Too few Third Basemen in Cooperstown
The Hall of Fame now has 17 third basemen on its rolls. That’s the fewest for any defensive position (the Hall classifies three players as designated hitters).
However, Rolen is just the second player to primarily play third base who has been elected since Wade Boggs, who debuted in 1982, with Chipper Jones. In the last 50 years, since 1973, when both Mike Schmidt and George Brett debuted, the Hall of Fame has elected only five players who were really third basemen, including Rolen.
Part of the reason for the dearth of Hall of Fame third baseman, even going back to the start of the institution in 1936 (first ballot) and 1939 (doors opened) has been the difficulty in evaluating the defensive value of a player at the hot corner.
In the first half of the 20th century, third basemen were usually seen as “defense-first” players, valued for their range, hands, and throwing arm. Offense, if any, was considered a bonus. Only in the late 1930s and into the 1940s did many teams begin seeking power hitters for the position. Eddie Mathews changed how people looked at third base, but even after his brilliant career, and that of Brooks Robinson, who debuted in the 1950s, the Hall was slow to elect third basemen.
Of the four great 1960s third basemen (Mathews, Robinson, Ken Boyer, and Ron Santo), only two were ushered into Cooperstown with acclimation. Santo was finally elected 38 years after his final game, by a veterans committee. Boyer, who has credentials somewhat similar to those of Rolen, was on the ballot for 15 years but failed to earn as much as 30 percent support.
While the Hall of Fame voting body has been comfortable electing “second-tier” players at the outfield and first base position, third basemen have typically had to be elite to get their plaque. Before his election, Rolen’s career bWAR of 70.1 was 11th among players not in Cooperstown. Four of the top 29 remaining on that list are third basemen.
Cardinals or Phillies? Which Team Cap Will be on Rolen’s Hall Plaque?
Controversy often arises over the cap a player is depicted wearing on his Hall of Fame plaque. Players are not inducted officially “as” members of certain teams, but many misguided fans get prickly over the distinction. When Greg Maddux was elected in 2014, he asked to have his cap logo blank, because he was torn between his allegiance to the Chicago Cubs, where he started his career, and the Atlanta Braves, where he won most of his Cy Young Awards and a World Series title. That decision rubbed some fans the wrong way.
Rolen played 844 games for the Phillies and 661 for the Cardinals.

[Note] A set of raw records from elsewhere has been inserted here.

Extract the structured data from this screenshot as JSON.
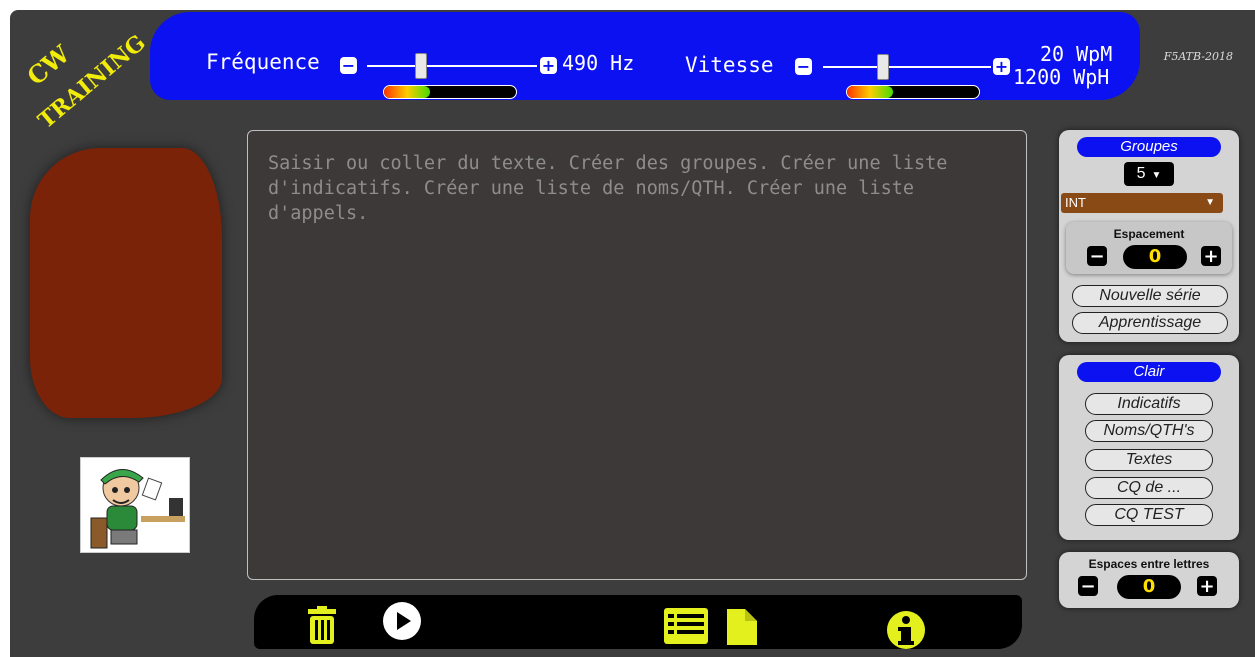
{
  "logo": {
    "line1": "CW",
    "line2": "TRAINING"
  },
  "frequency": {
    "label": "Fréquence",
    "minus": "−",
    "plus": "+",
    "value": "490 Hz",
    "slider_level": 0.33,
    "meter_level": 0.35
  },
  "speed": {
    "label": "Vitesse",
    "minus": "−",
    "plus": "+",
    "wpm": "20 WpM",
    "wph": "1200 WpH",
    "slider_level": 0.4,
    "meter_level": 0.35
  },
  "author": "F5ATB-2018",
  "editor": {
    "placeholder": "Saisir ou coller du texte. Créer des groupes. Créer une liste d'indicatifs. Créer une liste de noms/QTH. Créer une liste d'appels."
  },
  "groups_panel": {
    "title": "Groupes",
    "count_value": "5",
    "type_value": "INT",
    "spacing_label": "Espacement",
    "spacing_value": "0",
    "minus": "−",
    "plus": "+",
    "new_series": "Nouvelle série",
    "learning": "Apprentissage"
  },
  "clear_panel": {
    "title": "Clair",
    "buttons": [
      "Indicatifs",
      "Noms/QTH's",
      "Textes",
      "CQ de ...",
      "CQ TEST"
    ]
  },
  "letter_spacing_panel": {
    "label": "Espaces entre lettres",
    "value": "0",
    "minus": "−",
    "plus": "+"
  },
  "bottom_bar": {
    "icons": [
      "trash-icon",
      "play-icon",
      "list-icon",
      "file-icon",
      "info-icon"
    ]
  },
  "colors": {
    "accent_blue": "#0b11f0",
    "yellow": "#f2ec0a",
    "icon_yellow": "#e4f01e",
    "blob": "#7a2308"
  }
}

He played parts of seven seasons for Philadelphia, the team that drafted him, and parts of six seasons for the Cardinals, where he was part of two pennant-winning teams and a World Series champion. He had more hits, home runs, and RBI as a Philly, but his OPS+ was essentially the same with both teams (126 for the Phils and 127 for the Cardinals).
Ultimately, the Hall of Fame decides what cap logo, if any, appears on the plaque for an inductee. When Gary Carter was elected, the Hall overruled Carter’s desire to have a Mets logo, insisting his legacy would be better suited if his plaque featured the cap of the defunct Montreal Expos. That decision was made with baseball history in mind. But Rolen’s case could be trickier. It does seem that the Cardinals fan base more readily accepts Rolen as one of their own than the Philadelphia fans.